On paper, it doesn’t look that bad. The Dallas Cowboys lost a one possession road game to a playoff team from a year ago, and have a home game against the NFC’s basement club next week. Dropping a 16-8 contest to the Carolina Panthers won’t destroy their season.
But it’s so much worse. The scoreboard was about as deceiving as one can be. The Cowboys didn’t show up in Charlotte until it was way too late. And they didn’t look like a team without any points or offensive production.
They looked like a team without an identity.
The identity is supposed to be center Travis Frederick. Dallas might have him back at some point this season from his Guillain Barre Syndrome, but they are going to have to make do without him for the foreseeable future. When the Cowboys are at the peak of their powers, Frederick is supposed bulldozing opponents while leading a ground and pound offensive line in front of Ezekiel Elliot, controlling the clock and grinding opponents to dust.
The only ones getting dusted Sunday were the Cowboys.
Even without Frederick, Carolina still shuffled match-ups on the line of scrimmage down the stretch, and almost always got what they wanted. First it was Wes Horton cooking right tackle La’el Collins with under three minutes to go. Collins was called for a holding penalty, and he still failed to prevent the sack. The Cowboys spent a second round draft pick on Connor Williams, and plugged him right in at left guard next to Tyron Smith with high expectations. Kawann Short teed off on him and got a huge sack of Dak Prescott to put them behind the chains with 3:15 remaining.

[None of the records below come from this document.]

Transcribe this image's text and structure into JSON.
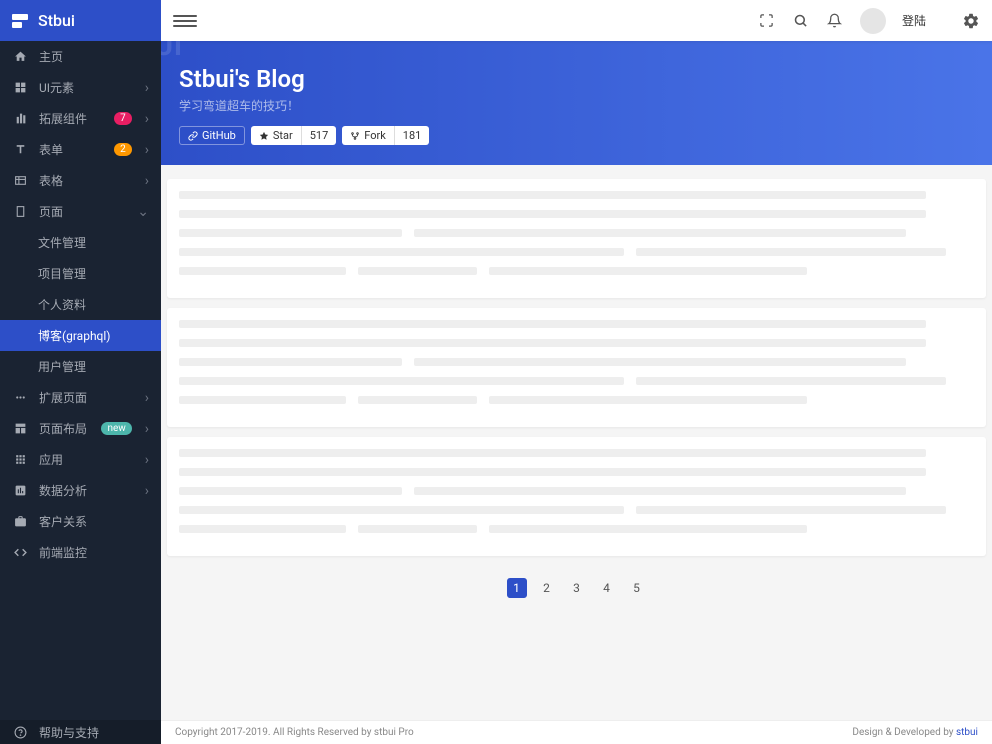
{
  "brand": "Stbui",
  "watermark": "STBUI",
  "sidebar": {
    "items": [
      {
        "icon": "home",
        "label": "主页",
        "arrow": false
      },
      {
        "icon": "widgets",
        "label": "UI元素",
        "arrow": true
      },
      {
        "icon": "bar",
        "label": "拓展组件",
        "arrow": true,
        "badge": "7",
        "badgeColor": "pink"
      },
      {
        "icon": "text",
        "label": "表单",
        "arrow": true,
        "badge": "2",
        "badgeColor": "orange"
      },
      {
        "icon": "table",
        "label": "表格",
        "arrow": true
      },
      {
        "icon": "page",
        "label": "页面",
        "arrow": true,
        "expanded": true
      }
    ],
    "subitems": [
      {
        "label": "文件管理"
      },
      {
        "label": "项目管理"
      },
      {
        "label": "个人资料"
      },
      {
        "label": "博客(graphql)",
        "active": true
      },
      {
        "label": "用户管理"
      }
    ],
    "items2": [
      {
        "icon": "dots",
        "label": "扩展页面",
        "arrow": true
      },
      {
        "icon": "layout",
        "label": "页面布局",
        "arrow": true,
        "badge": "new",
        "badgeColor": "teal"
      },
      {
        "icon": "apps",
        "label": "应用",
        "arrow": true
      },
      {
        "icon": "chart",
        "label": "数据分析",
        "arrow": true
      },
      {
        "icon": "briefcase",
        "label": "客户关系"
      },
      {
        "icon": "code",
        "label": "前端监控"
      }
    ],
    "footer": {
      "label": "帮助与支持"
    }
  },
  "topbar": {
    "login": "登陆"
  },
  "header": {
    "title": "Stbui's Blog",
    "subtitle": "学习弯道超车的技巧！",
    "github_label": "GitHub",
    "star_label": "Star",
    "star_count": "517",
    "fork_label": "Fork",
    "fork_count": "181"
  },
  "pagination": {
    "pages": [
      "1",
      "2",
      "3",
      "4",
      "5"
    ],
    "active": 0
  },
  "footer": {
    "copyright": "Copyright 2017-2019. All Rights Reserved by stbui Pro",
    "design_prefix": "Design & Developed by ",
    "design_link": "stbui"
  }
}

The game clinching strip sack from Mario Addison came after replacement center Joe Looney threw a flimsy at best block on Addison after Williams didn’t pick him up at all. Late failures to protect in obvious passing situations ended up putting the final nail in the coffin, but even worse run blocking put them in the dire straits late.
Ezekiel Elliot finished 69 yards on 15 carries. It looks even bleaker when you take out second half runs of 17 and 16 yards respectively. Without those two bursts, Elliot had 36 rushing yards all day. It’s only the second time in Elliot’s career he’s finished a game with fewer than 80 rushing yards. The other two were a game in Denver last season where he only had nine carries, and his first career game in 2016. There weren’t many holes for him, but he was unable to find the ones that did open up.

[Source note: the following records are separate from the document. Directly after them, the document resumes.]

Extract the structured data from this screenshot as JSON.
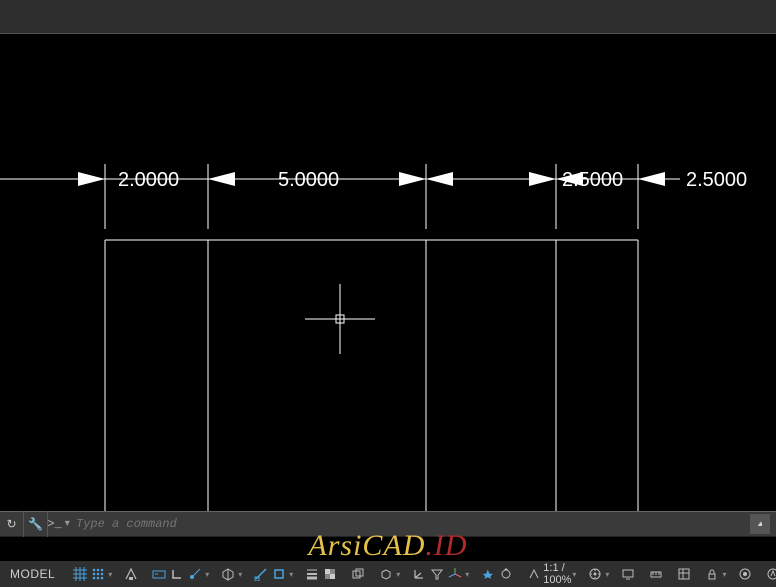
{
  "dimensions": {
    "d1": "2.0000",
    "d2": "5.0000",
    "d3": "2.5000",
    "d4": "2.5000"
  },
  "command": {
    "placeholder": "Type a command"
  },
  "watermark": {
    "part1": "ArsiCAD",
    "part2": ".ID"
  },
  "status": {
    "model": "MODEL",
    "scale": "1:1 / 100%"
  },
  "colors": {
    "accent": "#4aa3e0",
    "panel": "#2f2f2f",
    "text": "#d0d0d0"
  }
}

The Panthers deserve credit. They have a strong run defense, the third best in the NFL last season in terms of yards allowed. But it won’t get any easier for Dallas. They have two games against the league’s best rush defense from a year ago in the Eagles. Fourth on the list was Tennessee, who they meet in primetime in November. Atlanta also cracked the top ten, and the Cowboys head there the week before Thanksgiving.
Dak Prescott didn’t do much to stop the bleeding. The stat line itself was an underwhelming 19/29 for 170 yards, but the man who is supposed to be the leader of his team never grabbed the game by the scruff of the neck. He ran for his life all day. He took six sacks. Prescott didn’t complete a pass for more than 20 yards all day, and was a non-factor in the rushing game with 19 yards on five keepers.
Between Prescott, a shocking offensive line display, an Ezekiel Elliot performance that makes you wonder if his face will be appearing on milk cartons around Dallas this week, the Cowboys never looked threatening. Offensive Scott Linehan only fueled the train wreck. Allen Hurns and Michael Gallup combined had two receptions on four targets.
There was nothing that spread Carolina out or had them reeling at any point. Dink and dunk routes to Cole Beasley provided their most consistent offense. Carolina just kept everything in front of them, didn’t allow any explosive plays, and their pass rush did enough to get home against a floundering offensive line. It took nothing more than that to completely stymie Dallas. Plan A went out the window when their offense line couldn’t dominate the game the way they did in 2016.
There was no plan B to replace that missing identity.